Former Van Halen members Sammy Hagar and Michael Anthony couldn’t have looked happier – or healthier – than they did during Chickenfoot’s headlining, unbelievably great set on May 27th at the Rocklahoma music festival, near Pryor, Okla. Hagar’s voice was exceptional, while Anthony provided the best back-up singing in all of rock-and-roll land and put down rich, impressive bass lines.
Chickenfoot guitarist Joe Satriani’s guitar playing and tone were every bit as fantastic as they are on his studio work. Sporting a shaved head and black sunglasses, Satriani pulled an endless stream of notes, sounds and aural emotions from his guitars while the group pounded out peppy takes of "Lighten Up,” "Last Temptation,” "Sexy Little Thing,” "Soap on a Rope,” "Down the Drain” and Montrose’s "Rock Candy.”
Anyone who previously predicted that Chickenfoot would tumble without original drummer Chad Smith found the opposite true via the presence of skin-hitter Kenny Aronoff (John Cougar, Smashing Pumpkins). With Smith back with the Red Hot Chili Peppers, Aronoff backed Chickenfoot with the same intense firepower of a young Keith Moon while retaining the otherworldly precision of drum masters Bill Bruford and Neil Peart. The grinning Aronoff just didn’t hit his drum heads and cymbals; he playfully grimaced, striking his set ferociously as if Rocklahoma were his last-ever gig.

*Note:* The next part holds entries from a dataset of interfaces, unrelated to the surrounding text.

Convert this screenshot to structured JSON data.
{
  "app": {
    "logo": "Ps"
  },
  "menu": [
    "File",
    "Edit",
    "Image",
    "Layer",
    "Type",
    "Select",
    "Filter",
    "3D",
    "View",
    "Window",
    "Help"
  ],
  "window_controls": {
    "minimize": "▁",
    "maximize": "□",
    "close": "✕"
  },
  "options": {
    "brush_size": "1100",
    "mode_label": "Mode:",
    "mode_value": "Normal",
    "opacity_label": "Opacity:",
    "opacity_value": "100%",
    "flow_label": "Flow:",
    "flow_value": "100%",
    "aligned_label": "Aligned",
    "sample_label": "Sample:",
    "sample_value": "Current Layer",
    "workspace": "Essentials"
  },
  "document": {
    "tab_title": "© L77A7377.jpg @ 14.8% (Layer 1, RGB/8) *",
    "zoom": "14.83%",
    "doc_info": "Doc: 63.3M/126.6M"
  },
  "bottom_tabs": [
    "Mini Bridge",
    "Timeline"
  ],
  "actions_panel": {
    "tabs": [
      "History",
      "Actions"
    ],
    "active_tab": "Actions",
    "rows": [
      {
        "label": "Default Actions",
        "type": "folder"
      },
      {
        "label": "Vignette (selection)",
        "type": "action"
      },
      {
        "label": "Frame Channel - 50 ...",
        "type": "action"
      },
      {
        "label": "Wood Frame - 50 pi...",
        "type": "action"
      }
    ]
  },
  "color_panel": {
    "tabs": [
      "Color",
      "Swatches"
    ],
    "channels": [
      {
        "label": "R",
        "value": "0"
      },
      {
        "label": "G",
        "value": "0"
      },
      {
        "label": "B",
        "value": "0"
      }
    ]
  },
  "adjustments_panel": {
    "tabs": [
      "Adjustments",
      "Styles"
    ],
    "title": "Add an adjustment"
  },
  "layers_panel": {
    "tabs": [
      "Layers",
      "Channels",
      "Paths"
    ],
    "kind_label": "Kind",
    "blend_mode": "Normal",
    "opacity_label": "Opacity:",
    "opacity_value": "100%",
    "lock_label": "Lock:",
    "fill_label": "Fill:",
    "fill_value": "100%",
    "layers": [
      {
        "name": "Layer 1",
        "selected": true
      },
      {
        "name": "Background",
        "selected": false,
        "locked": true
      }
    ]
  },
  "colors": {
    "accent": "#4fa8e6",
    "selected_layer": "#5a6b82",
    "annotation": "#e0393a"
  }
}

Chickenfoot’s on-stage chemistry was as terrific as their chops. I can’t remember ever seeing a concert where every single member laughed, joked with each other and tried to make each other giggle during instrumental passages. The quartet’s inner-group warmth was contagious.
"When I was a 4-year-old boy, I knew I wanted to make music,” said Hagar near the end of the group’s set. "That’s the reason to make music. I want to still feel like that 4-year-old boy, loving music. I have that same passion now, and that’s what Chickenfoot is all about. We’re about making music for fun – playing with that passion.”
Other acts at Rocklahoma also making big, positive noise where Slash, Megadeth, Rob Zombie, Queensryche and Christian rockers Red and P.O.D., as well as the original lineup of Creed. Slash and Alter Bridge singer Myles Kennedy fronted Slash’s band, whipping out tasteful takes of Slash’s solo material and Guns ‘N’ Roses’ "Sweet Child O’ Mine” and "Paradise City” on May 25th. Slash ignored the evening’s unforgiving heat and humidity – sweat was dripping from his wrists and elbows by the end of his second song – and played flawlessly on his Les Pauls.
Queensryche also took to the stage with fire and professionalism, infusing new grit and purpose into "Jet City Woman” and "Eyes of a Stranger.” When "Silent Lucidity” arrived, the 20,000-plus crowd cheered before singing along with vocalist Geoff Tate in massive, echoey unison.
One of Rocklahoma’s biggest surprises were Creed, who wisely kept their set in heavy-rock mode while following Slash’s hard-hitting session. Creed’s instrumental play was fast and punchy, with singer Scott Stapp barking and hissing many of their lyrics in an appealing voice. Creed’s effort, like Rocklahoma itself, was a winner.